EXERCISE DIRECTIONS
Set the records down once more so that they match the source word for word.

App and web page records:
+ + +

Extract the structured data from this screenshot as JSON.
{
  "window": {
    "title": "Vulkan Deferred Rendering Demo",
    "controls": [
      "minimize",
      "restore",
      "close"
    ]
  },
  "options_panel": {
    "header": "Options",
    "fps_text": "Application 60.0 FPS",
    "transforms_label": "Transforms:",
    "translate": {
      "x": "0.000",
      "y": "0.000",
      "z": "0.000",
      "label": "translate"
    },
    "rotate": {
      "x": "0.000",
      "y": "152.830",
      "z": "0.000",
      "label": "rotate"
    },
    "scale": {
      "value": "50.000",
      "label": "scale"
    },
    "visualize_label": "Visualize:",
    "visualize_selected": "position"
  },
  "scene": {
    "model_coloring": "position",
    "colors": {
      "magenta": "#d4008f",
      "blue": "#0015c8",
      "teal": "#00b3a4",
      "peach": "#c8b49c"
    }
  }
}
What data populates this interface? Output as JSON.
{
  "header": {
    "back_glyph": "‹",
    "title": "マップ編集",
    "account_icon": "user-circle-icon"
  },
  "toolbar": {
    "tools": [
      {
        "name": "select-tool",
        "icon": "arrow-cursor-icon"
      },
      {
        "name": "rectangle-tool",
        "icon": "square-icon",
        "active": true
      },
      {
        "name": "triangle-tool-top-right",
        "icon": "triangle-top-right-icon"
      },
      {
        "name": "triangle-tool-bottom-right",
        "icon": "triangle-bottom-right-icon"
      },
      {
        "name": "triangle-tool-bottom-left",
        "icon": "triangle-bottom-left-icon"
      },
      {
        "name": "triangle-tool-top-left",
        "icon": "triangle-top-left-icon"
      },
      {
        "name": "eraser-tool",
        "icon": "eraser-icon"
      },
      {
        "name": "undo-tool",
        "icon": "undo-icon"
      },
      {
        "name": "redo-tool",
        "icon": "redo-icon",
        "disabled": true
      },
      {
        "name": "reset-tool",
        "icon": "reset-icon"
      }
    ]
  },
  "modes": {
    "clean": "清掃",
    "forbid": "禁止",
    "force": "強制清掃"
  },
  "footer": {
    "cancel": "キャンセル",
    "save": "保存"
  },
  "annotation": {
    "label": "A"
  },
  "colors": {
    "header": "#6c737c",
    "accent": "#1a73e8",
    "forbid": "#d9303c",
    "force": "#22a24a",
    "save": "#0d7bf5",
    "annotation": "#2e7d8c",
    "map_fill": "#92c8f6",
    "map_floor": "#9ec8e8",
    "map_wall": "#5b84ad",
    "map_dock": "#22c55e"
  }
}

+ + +

WRITTEN ANSWER
Extract the structured data from this screenshot as JSON.
{
  "window": {
    "title": "Vulkan Deferred Rendering Demo",
    "controls": [
      "minimize",
      "restore",
      "close"
    ]
  },
  "options_panel": {
    "header": "Options",
    "fps_text": "Application 60.0 FPS",
    "transforms_label": "Transforms:",
    "translate": {
      "x": "0.000",
      "y": "0.000",
      "z": "0.000",
      "label": "translate"
    },
    "rotate": {
      "x": "0.000",
      "y": "152.830",
      "z": "0.000",
      "label": "rotate"
    },
    "scale": {
      "value": "50.000",
      "label": "scale"
    },
    "visualize_label": "Visualize:",
    "visualize_selected": "position"
  },
  "scene": {
    "model_coloring": "position",
    "colors": {
      "magenta": "#d4008f",
      "blue": "#0015c8",
      "teal": "#00b3a4",
      "peach": "#c8b49c"
    }
  }
}
What data populates this interface? Output as JSON.
{
  "header": {
    "back_glyph": "‹",
    "title": "マップ編集",
    "account_icon": "user-circle-icon"
  },
  "toolbar": {
    "tools": [
      {
        "name": "select-tool",
        "icon": "arrow-cursor-icon"
      },
      {
        "name": "rectangle-tool",
        "icon": "square-icon",
        "active": true
      },
      {
        "name": "triangle-tool-top-right",
        "icon": "triangle-top-right-icon"
      },
      {
        "name": "triangle-tool-bottom-right",
        "icon": "triangle-bottom-right-icon"
      },
      {
        "name": "triangle-tool-bottom-left",
        "icon": "triangle-bottom-left-icon"
      },
      {
        "name": "triangle-tool-top-left",
        "icon": "triangle-top-left-icon"
      },
      {
        "name": "eraser-tool",
        "icon": "eraser-icon"
      },
      {
        "name": "undo-tool",
        "icon": "undo-icon"
      },
      {
        "name": "redo-tool",
        "icon": "redo-icon",
        "disabled": true
      },
      {
        "name": "reset-tool",
        "icon": "reset-icon"
      }
    ]
  },
  "modes": {
    "clean": "清掃",
    "forbid": "禁止",
    "force": "強制清掃"
  },
  "footer": {
    "cancel": "キャンセル",
    "save": "保存"
  },
  "annotation": {
    "label": "A"
  },
  "colors": {
    "header": "#6c737c",
    "accent": "#1a73e8",
    "forbid": "#d9303c",
    "force": "#22a24a",
    "save": "#0d7bf5",
    "annotation": "#2e7d8c",
    "map_fill": "#92c8f6",
    "map_floor": "#9ec8e8",
    "map_wall": "#5b84ad",
    "map_dock": "#22c55e"
  }
}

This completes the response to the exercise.